Aneesh Chopra, the United States' first chief technology officer under the Obama administration, told Axios' Mike Allen this morning that he believes expanding tech literacy is a "wildly bipartisan" issue in government today. Chopra specifically cited the work of the Jared Kushner-headed Office of American Innovation as something that "mirrors very nicely" his Obama-era tech initiatives.

A big quote: "While you'll generally see those of us in the Obama world sort of fret all of those decisions [by the Trump administration], on this topic you'll see a lot of alignment and a lot of support."

More from Chopra's conversation at Axios' Future Shapers event:

  • He noted a disconnect between the "tech frontier" of cutting edge government research and the "laggard" daily, dated tech struggles of the everyday federal employee.
  • Social media is both a benefit and risk for our society, according to Chopra, as Americans have access to a new "wealth of information" but still choose to "self select and filter out news that they don't necessarily agree with."
  • Chopra cited India's "frictionless digital society" as a goal for the United States, calling it "infrastructure for a modern age" with nationwide biometric ID cards. Of the U.S., he asked, "We have large swaths of the country that don't have any communications capacity…How are we going to add economic opportunity if we don't have basic communications infrastructure?"

Go deeper

Updated 1 hour ago - Politics & Policy

Here come Earmarks 2.0

DeLauro at a hearing in May 2020. Photo: Alex Wong/Getty Images

The House Appropriations Committee is preparing to restore a limited version of earmarks, which give lawmakers power to direct spending to their districts to pay for special projects.

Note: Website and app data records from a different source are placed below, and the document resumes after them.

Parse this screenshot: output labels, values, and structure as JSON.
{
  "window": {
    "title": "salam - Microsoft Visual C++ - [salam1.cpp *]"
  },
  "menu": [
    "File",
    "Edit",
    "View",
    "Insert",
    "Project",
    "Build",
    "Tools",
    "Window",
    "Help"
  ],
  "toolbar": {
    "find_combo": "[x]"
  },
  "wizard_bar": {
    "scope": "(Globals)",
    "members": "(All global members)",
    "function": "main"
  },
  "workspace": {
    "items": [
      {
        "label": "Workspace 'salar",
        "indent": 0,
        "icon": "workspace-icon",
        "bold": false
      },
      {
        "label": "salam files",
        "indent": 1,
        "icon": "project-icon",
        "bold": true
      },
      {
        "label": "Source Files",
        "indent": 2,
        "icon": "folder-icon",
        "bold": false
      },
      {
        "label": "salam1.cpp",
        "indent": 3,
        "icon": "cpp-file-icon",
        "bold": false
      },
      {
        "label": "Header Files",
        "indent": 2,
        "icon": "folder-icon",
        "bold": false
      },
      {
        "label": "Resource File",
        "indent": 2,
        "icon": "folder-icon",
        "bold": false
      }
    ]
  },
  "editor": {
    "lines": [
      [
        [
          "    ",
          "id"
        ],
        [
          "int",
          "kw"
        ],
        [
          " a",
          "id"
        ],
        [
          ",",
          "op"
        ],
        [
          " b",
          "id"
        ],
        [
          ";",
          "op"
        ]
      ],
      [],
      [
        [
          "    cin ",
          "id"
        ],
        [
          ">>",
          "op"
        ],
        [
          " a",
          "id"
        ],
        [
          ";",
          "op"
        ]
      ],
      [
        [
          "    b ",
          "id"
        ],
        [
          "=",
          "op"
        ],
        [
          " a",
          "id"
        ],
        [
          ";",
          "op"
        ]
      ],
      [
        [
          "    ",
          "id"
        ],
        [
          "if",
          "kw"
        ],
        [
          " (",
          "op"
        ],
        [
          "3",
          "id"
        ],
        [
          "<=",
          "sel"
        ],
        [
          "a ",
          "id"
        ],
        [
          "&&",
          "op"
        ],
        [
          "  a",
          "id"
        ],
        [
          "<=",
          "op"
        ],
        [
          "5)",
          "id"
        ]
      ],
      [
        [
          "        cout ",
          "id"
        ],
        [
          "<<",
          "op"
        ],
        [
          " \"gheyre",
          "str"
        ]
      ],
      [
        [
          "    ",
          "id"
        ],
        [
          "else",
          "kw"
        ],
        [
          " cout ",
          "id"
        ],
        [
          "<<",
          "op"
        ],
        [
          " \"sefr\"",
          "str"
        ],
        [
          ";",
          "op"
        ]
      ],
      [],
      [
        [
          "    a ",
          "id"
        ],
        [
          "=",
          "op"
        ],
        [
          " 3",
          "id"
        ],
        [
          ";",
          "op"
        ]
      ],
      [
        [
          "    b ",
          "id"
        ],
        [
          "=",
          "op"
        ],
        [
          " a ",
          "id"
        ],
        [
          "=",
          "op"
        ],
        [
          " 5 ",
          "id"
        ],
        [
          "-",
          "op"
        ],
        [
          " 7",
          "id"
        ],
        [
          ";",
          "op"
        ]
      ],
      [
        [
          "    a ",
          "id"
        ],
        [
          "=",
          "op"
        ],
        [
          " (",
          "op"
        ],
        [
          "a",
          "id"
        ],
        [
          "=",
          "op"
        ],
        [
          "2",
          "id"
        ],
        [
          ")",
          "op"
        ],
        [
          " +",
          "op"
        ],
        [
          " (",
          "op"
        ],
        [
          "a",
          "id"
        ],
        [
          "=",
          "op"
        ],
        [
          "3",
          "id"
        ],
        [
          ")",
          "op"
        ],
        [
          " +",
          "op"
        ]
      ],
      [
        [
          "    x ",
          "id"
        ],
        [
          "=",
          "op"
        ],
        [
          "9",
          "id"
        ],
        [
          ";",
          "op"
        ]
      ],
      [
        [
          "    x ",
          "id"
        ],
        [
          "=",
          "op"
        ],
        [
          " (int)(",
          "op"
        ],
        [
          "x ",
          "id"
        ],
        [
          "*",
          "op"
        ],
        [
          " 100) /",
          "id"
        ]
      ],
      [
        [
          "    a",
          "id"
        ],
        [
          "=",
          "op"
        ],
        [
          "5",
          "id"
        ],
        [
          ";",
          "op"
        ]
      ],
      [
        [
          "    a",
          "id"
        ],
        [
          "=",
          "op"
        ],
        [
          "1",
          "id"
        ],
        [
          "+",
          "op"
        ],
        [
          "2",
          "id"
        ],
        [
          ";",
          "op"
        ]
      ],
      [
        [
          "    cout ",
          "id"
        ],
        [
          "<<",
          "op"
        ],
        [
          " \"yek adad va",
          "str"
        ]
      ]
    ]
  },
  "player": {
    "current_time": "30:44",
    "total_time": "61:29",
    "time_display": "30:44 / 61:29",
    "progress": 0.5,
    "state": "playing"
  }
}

Why it matters: A series of scandals involving members in both parties prompted a moratorium on earmarks in 2011. But Democrats argue it's worth the risk to bring them back because earmarks would increase their leverage to pass critical legislation with a narrow majority, especially infrastructure and spending bills.

Ben Geman, author of Generate
2 hours ago - Energy & Environment

UN says Paris carbon-cutting plans fall far short

Illustration: Sarah Grillo/Axios

Nations' formal emissions-cutting pledges are collectively way too weak to put the world on track to meet the Paris climate deal's temperature-limiting target, a United Nations tally shows.

Driving the news: This morning the UN released an analysis of the most recent nationally determined contributions (NDCs) — that is, countries' medium-term emissions targets submitted under the 2015 pact.

Biden condemns Russian aggression on 7th anniversary of Crimea annexation

Putin giving a speech in Sevastapol, Crimea, in 2020. Photo: Mikhail Svetlov/Getty Images

President Biden reaffirmed U.S. support for the people of Ukraine and vowed to hold Russia accountable for its aggression in a statement on Friday, the 7th anniversary of Russia's 2014 invasion of Crimea.

Why it matters: The statement reflects the aggressive approach Biden is taking to Russia, which he classified on the campaign trail as an "opponent" and "the biggest threat" to U.S. security and alliances.